## Information supplied
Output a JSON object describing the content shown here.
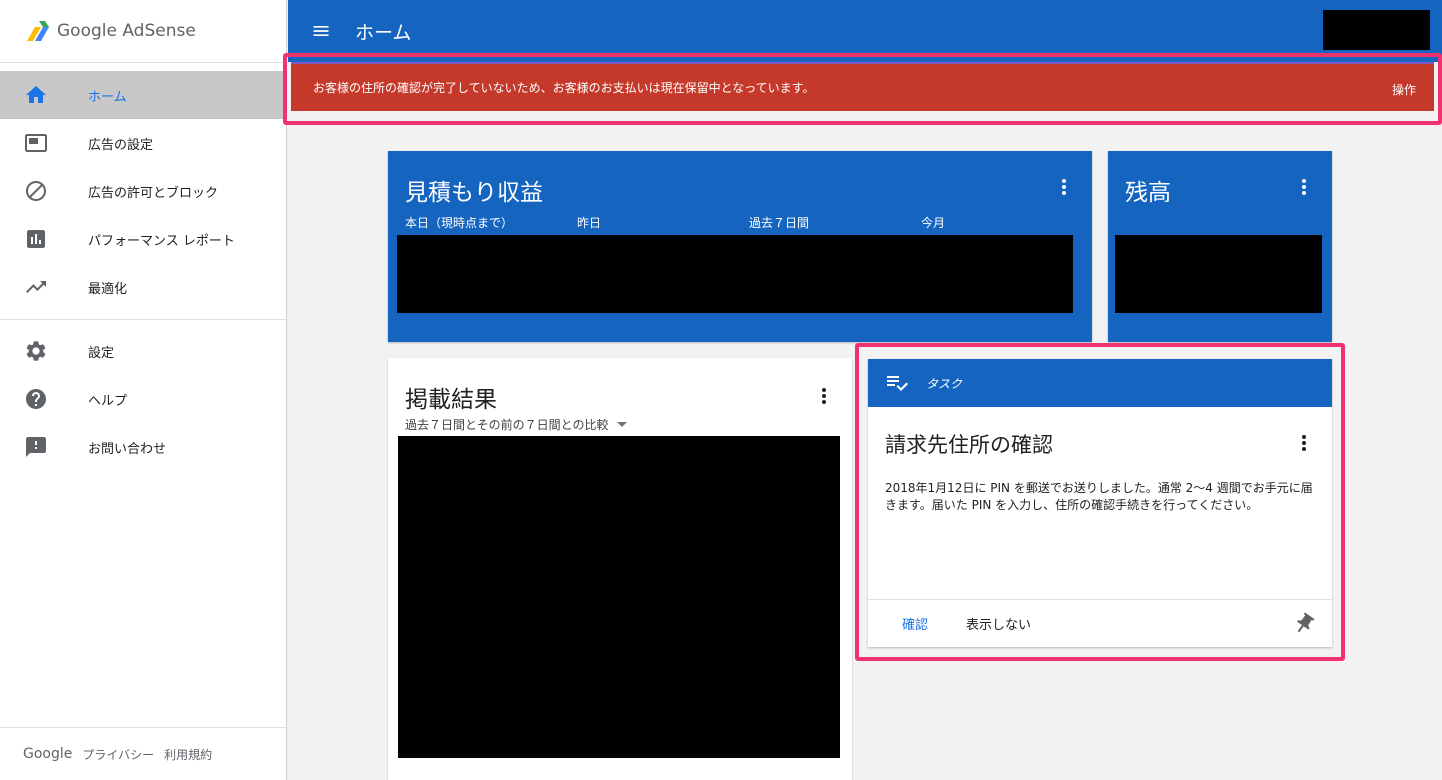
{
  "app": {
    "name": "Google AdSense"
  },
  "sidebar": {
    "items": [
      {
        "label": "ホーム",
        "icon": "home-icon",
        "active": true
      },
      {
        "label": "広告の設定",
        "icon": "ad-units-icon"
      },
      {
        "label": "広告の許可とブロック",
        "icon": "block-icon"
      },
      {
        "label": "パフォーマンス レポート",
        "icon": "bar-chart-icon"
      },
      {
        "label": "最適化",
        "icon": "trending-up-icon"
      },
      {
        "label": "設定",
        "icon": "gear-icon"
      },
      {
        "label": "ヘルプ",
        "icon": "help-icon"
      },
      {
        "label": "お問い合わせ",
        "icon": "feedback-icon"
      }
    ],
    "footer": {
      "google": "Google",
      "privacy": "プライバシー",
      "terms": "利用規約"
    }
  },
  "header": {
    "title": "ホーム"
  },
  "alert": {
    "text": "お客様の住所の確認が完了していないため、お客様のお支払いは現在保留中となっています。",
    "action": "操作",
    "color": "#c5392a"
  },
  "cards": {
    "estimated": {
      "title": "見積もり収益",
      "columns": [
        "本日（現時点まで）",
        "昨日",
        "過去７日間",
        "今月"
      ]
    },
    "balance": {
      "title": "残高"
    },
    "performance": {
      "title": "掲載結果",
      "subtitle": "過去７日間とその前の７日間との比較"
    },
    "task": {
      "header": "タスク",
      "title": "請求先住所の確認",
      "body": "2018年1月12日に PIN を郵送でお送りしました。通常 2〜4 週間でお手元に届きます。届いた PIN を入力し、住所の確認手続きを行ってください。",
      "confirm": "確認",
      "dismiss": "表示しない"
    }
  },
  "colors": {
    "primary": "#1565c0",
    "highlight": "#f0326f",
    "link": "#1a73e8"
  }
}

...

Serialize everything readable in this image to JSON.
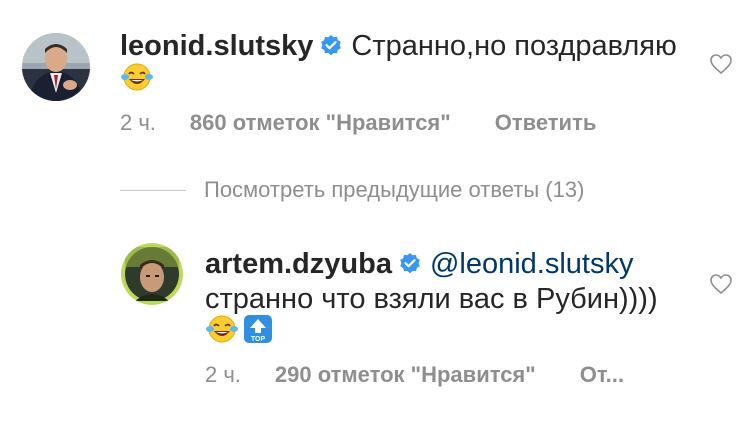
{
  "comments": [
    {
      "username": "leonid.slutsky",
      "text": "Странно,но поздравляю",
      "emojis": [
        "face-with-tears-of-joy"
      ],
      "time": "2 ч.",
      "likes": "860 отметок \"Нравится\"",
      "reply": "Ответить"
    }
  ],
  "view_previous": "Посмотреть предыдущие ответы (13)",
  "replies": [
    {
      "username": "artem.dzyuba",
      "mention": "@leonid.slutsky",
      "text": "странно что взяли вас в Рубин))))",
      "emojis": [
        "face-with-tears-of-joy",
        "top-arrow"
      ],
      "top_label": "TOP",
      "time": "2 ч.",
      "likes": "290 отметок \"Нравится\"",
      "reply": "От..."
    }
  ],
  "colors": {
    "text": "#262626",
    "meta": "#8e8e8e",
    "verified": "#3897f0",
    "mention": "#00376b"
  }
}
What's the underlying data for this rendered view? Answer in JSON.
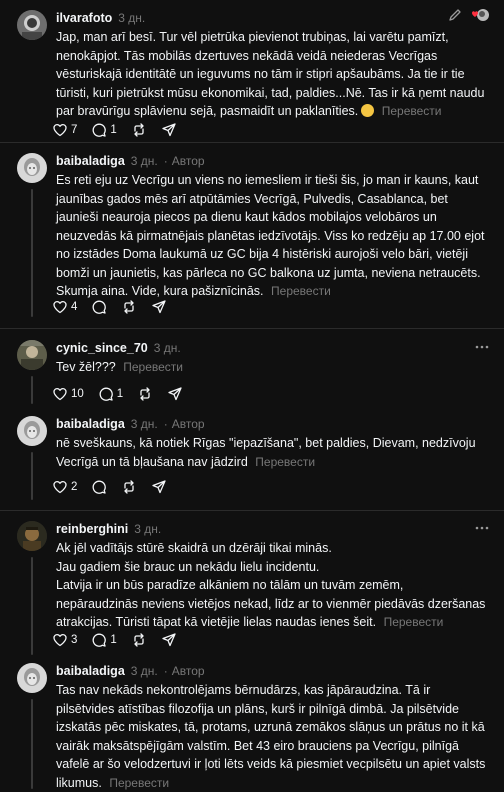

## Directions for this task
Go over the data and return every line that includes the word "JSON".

## Answer to this problem
Output a JSON object describing the content shown here.
Serialize everything readable in this image to JSON.
What's the underlying data for this rendered view? Answer in JSON.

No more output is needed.